He rightly suggested that computers could not assess creativity, poetry, or irony, or the artistic use of writing. But again, if he had actually looked at the writing tasks given students on the ACARA prompts (or any standardized writing prompt), they do not ask for these aspects of writing—most are simply communication tasks.

Yes, their "defense" is that the test only wants bad-to-mediocre writing anyway, so what's the big deal?

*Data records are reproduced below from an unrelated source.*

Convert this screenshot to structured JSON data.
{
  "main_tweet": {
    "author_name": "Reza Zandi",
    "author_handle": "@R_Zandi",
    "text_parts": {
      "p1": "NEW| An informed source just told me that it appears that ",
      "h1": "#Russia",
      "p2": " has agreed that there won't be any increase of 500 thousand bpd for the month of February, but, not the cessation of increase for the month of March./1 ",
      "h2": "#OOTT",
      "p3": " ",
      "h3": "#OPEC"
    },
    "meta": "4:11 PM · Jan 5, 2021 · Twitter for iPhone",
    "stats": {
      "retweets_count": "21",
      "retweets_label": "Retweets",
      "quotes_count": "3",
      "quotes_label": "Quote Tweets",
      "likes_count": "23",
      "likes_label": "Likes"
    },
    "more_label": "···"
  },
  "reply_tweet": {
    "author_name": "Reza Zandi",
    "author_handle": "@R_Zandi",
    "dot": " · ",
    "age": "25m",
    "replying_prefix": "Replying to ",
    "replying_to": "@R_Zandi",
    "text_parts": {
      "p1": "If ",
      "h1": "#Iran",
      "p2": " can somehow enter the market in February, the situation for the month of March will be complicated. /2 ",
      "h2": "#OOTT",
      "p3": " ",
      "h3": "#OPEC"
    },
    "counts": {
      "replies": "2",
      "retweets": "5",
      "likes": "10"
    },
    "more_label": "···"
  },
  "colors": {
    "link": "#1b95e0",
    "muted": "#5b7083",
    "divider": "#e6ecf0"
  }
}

The search for a good robogradcer has been ongoing and unsuccessful, and Barshay reports this piece of bad news. 
Earlier versions of automated essay graders have had higher rates of accuracy. But they were expensive and time-consuming to create because scientists had to train the computer with hundreds of human-graded essays for each essay question. That’s economically feasible only in limited situations, such as for a standardized test, where thousands of students answer the same essay question.
So, the industry will be trying to cut corners because it's too expensive to do the job even sort of well-ish. 

Tate suggests that teachers could "train" ChatGPT on some sample essays, but would that not create the effect of requiring students to try to come close to those samples? One of Perelman's regular tests has been to feed a robograder big word nonsense, which frequently gets top scores. Tate says she hasn't seen ChatGPT do that; she does not say that she's given it a try.

And Tate says that ChatGPT can't be gamed. But then later, Barshay writes:
The next step in Tate’s research is to study whether student writing improves after having an essay graded by ChatGPT. She’d like teachers to try using ChatGPT to score a first draft and then see if it encourages revisions, which are critical for improving writing. Tate thinks teachers could make it “almost like a game: how do I get my score up?”

Yeah, that sounds like gaming the system to me.

Tate has some other odd observations, like the idea that "some students are too scared to show their writing to a teacher until it's in decent shape," a problem more easily solved by requiring them to turn in a rough draft than by running it by ChatGPT.

There are bigger questions here, really big ones, like what happens to a student's writing process when they know that their "audience" is computer software? What does it mean when we undo the fundamental function of writing, which is to communicate our thoughts and feelings to other human beings? If your piece of writing is not going to have a human audience, what's the point? Practice? No, because if you practice stringing words together for a computer, you aren't practicing writing, you're practicing some other kind of performative nonsense.

As I said at the outset, the emphasis on performative nonsense is not new. There have always been teachers who don't like teaching writing because it's squishy and subjective and personal-- there is not, and never will be, a Science of Writing--plus it takes time to grade essays. I was in the classroom for 39 years--you don't have to tell me how time-consuming and grueling it is. There will always be a market for performative nonsense with bells and whistles and seeming-objective measurements, and the rise of standardized testing has only expanded that market. 

But it's wrong. It's wrong to task young humans with the goal of satisfying a computer program with their probable word strings. And the rise of robograders via large language models just brings us closer to a future that Barshay hints at in her final line:

That does give me hope, but I’m also worried that kids will just ask ChatGPT to write the whole essay for them in the first place.

Well, of course they will. If a real human isn't going to bother to read it, why should a real human bother to write it, and so we slide into the kafkaesque future in which students and teachers sit silently while ChatGPT passes essays back and forth between output and input in an endless, meaningless loop. 

If you'd like to read more about this issue, just type "Perelman" into the blog's search bar above.

1 comment:

  1. Reminds me of the scene in "Real Genius" where the class is a pre-recorded lecture playing to a classroom full of tape recorders